▶ [Component data from apps and pages]:
━━━━━━━━
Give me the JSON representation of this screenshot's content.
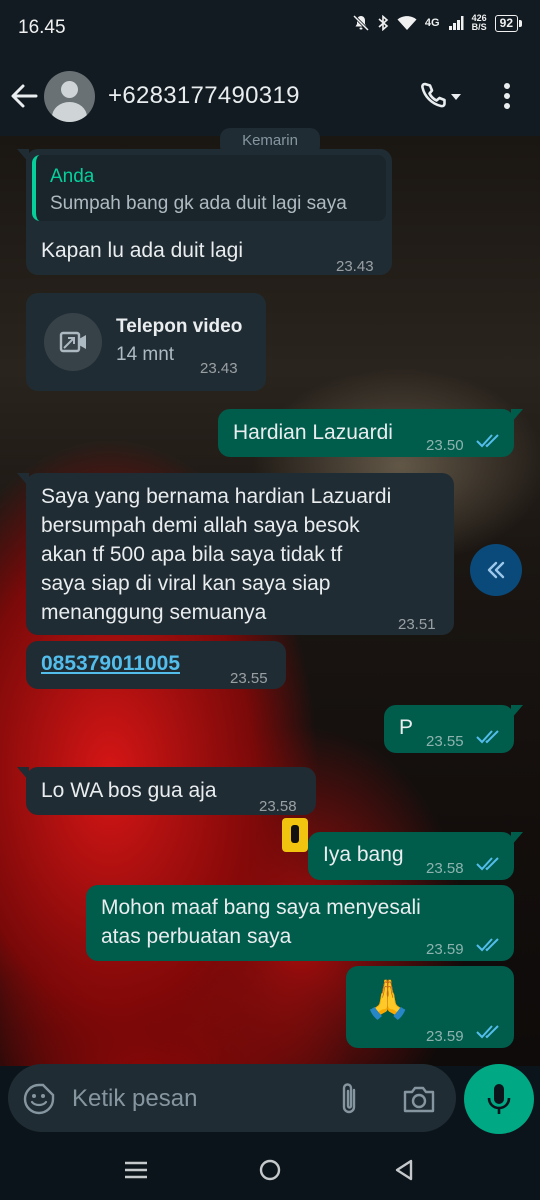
{
  "status_bar": {
    "time": "16.45",
    "network": "4G",
    "speed_value": "426",
    "speed_unit": "B/S",
    "battery": "92"
  },
  "header": {
    "contact_name": "+6283177490319"
  },
  "date_chip": "Kemarin",
  "messages": [
    {
      "id": "m1",
      "direction": "in",
      "quote_sender": "Anda",
      "quote_text": "Sumpah bang gk ada duit lagi saya",
      "text": "Kapan lu ada duit lagi",
      "time": "23.43"
    },
    {
      "id": "m2",
      "direction": "in",
      "type": "video-call",
      "title": "Telepon video",
      "duration": "14 mnt",
      "time": "23.43"
    },
    {
      "id": "m3",
      "direction": "out",
      "text": "Hardian Lazuardi",
      "time": "23.50",
      "status": "read"
    },
    {
      "id": "m4",
      "direction": "in",
      "lines": [
        "Saya yang bernama hardian Lazuardi",
        "bersumpah demi allah saya besok",
        "akan tf 500 apa bila saya tidak tf",
        "saya siap di viral kan saya siap",
        "menanggung semuanya"
      ],
      "time": "23.51"
    },
    {
      "id": "m5",
      "direction": "in",
      "link": "085379011005",
      "time": "23.55"
    },
    {
      "id": "m6",
      "direction": "out",
      "text": "P",
      "time": "23.55",
      "status": "read"
    },
    {
      "id": "m7",
      "direction": "in",
      "text": "Lo WA bos gua aja",
      "time": "23.58"
    },
    {
      "id": "m8",
      "direction": "out",
      "text": "Iya bang",
      "time": "23.58",
      "status": "read"
    },
    {
      "id": "m9",
      "direction": "out",
      "lines": [
        "Mohon maaf bang saya menyesali",
        "atas perbuatan saya"
      ],
      "time": "23.59",
      "status": "read"
    },
    {
      "id": "m10",
      "direction": "out",
      "text": "🙏",
      "time": "23.59",
      "status": "read"
    }
  ],
  "composer": {
    "placeholder": "Ketik pesan"
  },
  "colors": {
    "incoming_bubble": "#202c33",
    "outgoing_bubble": "#005c4b",
    "read_ticks": "#53bdeb",
    "link": "#53bdeb",
    "mic_button": "#00a884",
    "quote_accent": "#06cf9c"
  },
  "icons": [
    "back-arrow-icon",
    "avatar-icon",
    "phone-icon",
    "chevron-down-icon",
    "more-vert-icon",
    "video-call-icon",
    "double-check-icon",
    "double-chevron-left-icon",
    "emoji-icon",
    "attach-icon",
    "camera-icon",
    "mic-icon",
    "nav-recents-icon",
    "nav-home-icon",
    "nav-back-icon"
  ]
}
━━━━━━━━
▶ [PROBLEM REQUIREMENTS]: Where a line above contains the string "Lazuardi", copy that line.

▶ [RESULT]:
      "text": "Hardian Lazuardi",
        "Saya yang bernama hardian Lazuardi",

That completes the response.